Print every record exactly, omitting all pictures.

##### Dataset excerpts

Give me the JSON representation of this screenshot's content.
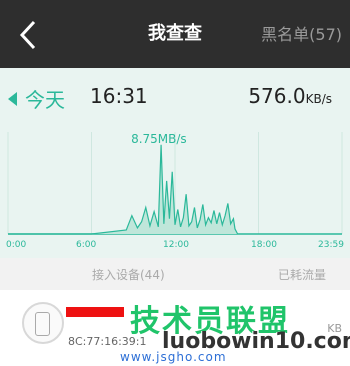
{
  "header": {
    "title": "我查查",
    "blacklist_label": "黑名单(57)"
  },
  "summary": {
    "day_label": "今天",
    "time": "16:31",
    "speed_value": "576.0",
    "speed_unit": "KB/s"
  },
  "chart_data": {
    "type": "area",
    "x_ticks": [
      "0:00",
      "6:00",
      "12:00",
      "18:00",
      "23:59"
    ],
    "peak_label": "8.75MB/s",
    "peak_value": 8.75,
    "y_unit": "MB/s",
    "series": [
      {
        "x": [
          0,
          6,
          8.5,
          8.9,
          9.3,
          9.6,
          9.9,
          10.2,
          10.5,
          10.8,
          11.0,
          11.2,
          11.4,
          11.6,
          11.8,
          12.0,
          12.2,
          12.4,
          12.6,
          12.8,
          13.0,
          13.2,
          13.4,
          13.6,
          13.8,
          14.0,
          14.2,
          14.4,
          14.6,
          14.8,
          15.0,
          15.2,
          15.4,
          15.6,
          15.8,
          16.0,
          16.2,
          16.31,
          16.5
        ],
        "values": [
          0,
          0,
          0.4,
          1.8,
          0.6,
          1.2,
          2.6,
          0.8,
          2.2,
          0.7,
          8.75,
          1.0,
          5.2,
          1.5,
          6.1,
          0.9,
          2.4,
          0.7,
          1.6,
          3.9,
          0.8,
          1.2,
          2.6,
          0.6,
          1.4,
          2.9,
          0.9,
          1.6,
          1.1,
          2.3,
          1.0,
          2.1,
          0.9,
          1.8,
          3.0,
          1.0,
          1.5,
          0.5,
          0
        ]
      }
    ],
    "xlim": [
      0,
      24
    ],
    "ylim": [
      0,
      10
    ],
    "color": "#2bb89a",
    "fill": "#bfe6da"
  },
  "sections": {
    "devices_label": "接入设备(44)",
    "traffic_label": "已耗流量"
  },
  "devices": [
    {
      "mac": "8C:77:16:39:1",
      "traffic": "KB"
    }
  ],
  "watermark": {
    "brand": "技术员联盟",
    "url": "luobowin10.com",
    "url2": "www.jsgho.com"
  },
  "colors": {
    "accent": "#2bb89a",
    "header": "#2e2e2e",
    "redaction": "#ee1111"
  }
}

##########

Expected output:
Give me the JSON representation of this screenshot's content.
{
  "header": {
    "title": "我查查",
    "blacklist_label": "黑名单(57)"
  },
  "summary": {
    "day_label": "今天",
    "time": "16:31",
    "speed_value": "576.0",
    "speed_unit": "KB/s"
  },
  "chart_data": {
    "type": "area",
    "x_ticks": [
      "0:00",
      "6:00",
      "12:00",
      "18:00",
      "23:59"
    ],
    "peak_label": "8.75MB/s",
    "peak_value": 8.75,
    "y_unit": "MB/s",
    "series": [
      {
        "x": [
          0,
          6,
          8.5,
          8.9,
          9.3,
          9.6,
          9.9,
          10.2,
          10.5,
          10.8,
          11.0,
          11.2,
          11.4,
          11.6,
          11.8,
          12.0,
          12.2,
          12.4,
          12.6,
          12.8,
          13.0,
          13.2,
          13.4,
          13.6,
          13.8,
          14.0,
          14.2,
          14.4,
          14.6,
          14.8,
          15.0,
          15.2,
          15.4,
          15.6,
          15.8,
          16.0,
          16.2,
          16.31,
          16.5
        ],
        "values": [
          0,
          0,
          0.4,
          1.8,
          0.6,
          1.2,
          2.6,
          0.8,
          2.2,
          0.7,
          8.75,
          1.0,
          5.2,
          1.5,
          6.1,
          0.9,
          2.4,
          0.7,
          1.6,
          3.9,
          0.8,
          1.2,
          2.6,
          0.6,
          1.4,
          2.9,
          0.9,
          1.6,
          1.1,
          2.3,
          1.0,
          2.1,
          0.9,
          1.8,
          3.0,
          1.0,
          1.5,
          0.5,
          0
        ]
      }
    ],
    "xlim": [
      0,
      24
    ],
    "ylim": [
      0,
      10
    ],
    "color": "#2bb89a",
    "fill": "#bfe6da"
  },
  "sections": {
    "devices_label": "接入设备(44)",
    "traffic_label": "已耗流量"
  },
  "devices": [
    {
      "mac": "8C:77:16:39:1",
      "traffic": "KB"
    }
  ],
  "watermark": {
    "brand": "技术员联盟",
    "url": "luobowin10.com",
    "url2": "www.jsgho.com"
  },
  "colors": {
    "accent": "#2bb89a",
    "header": "#2e2e2e",
    "redaction": "#ee1111"
  }
}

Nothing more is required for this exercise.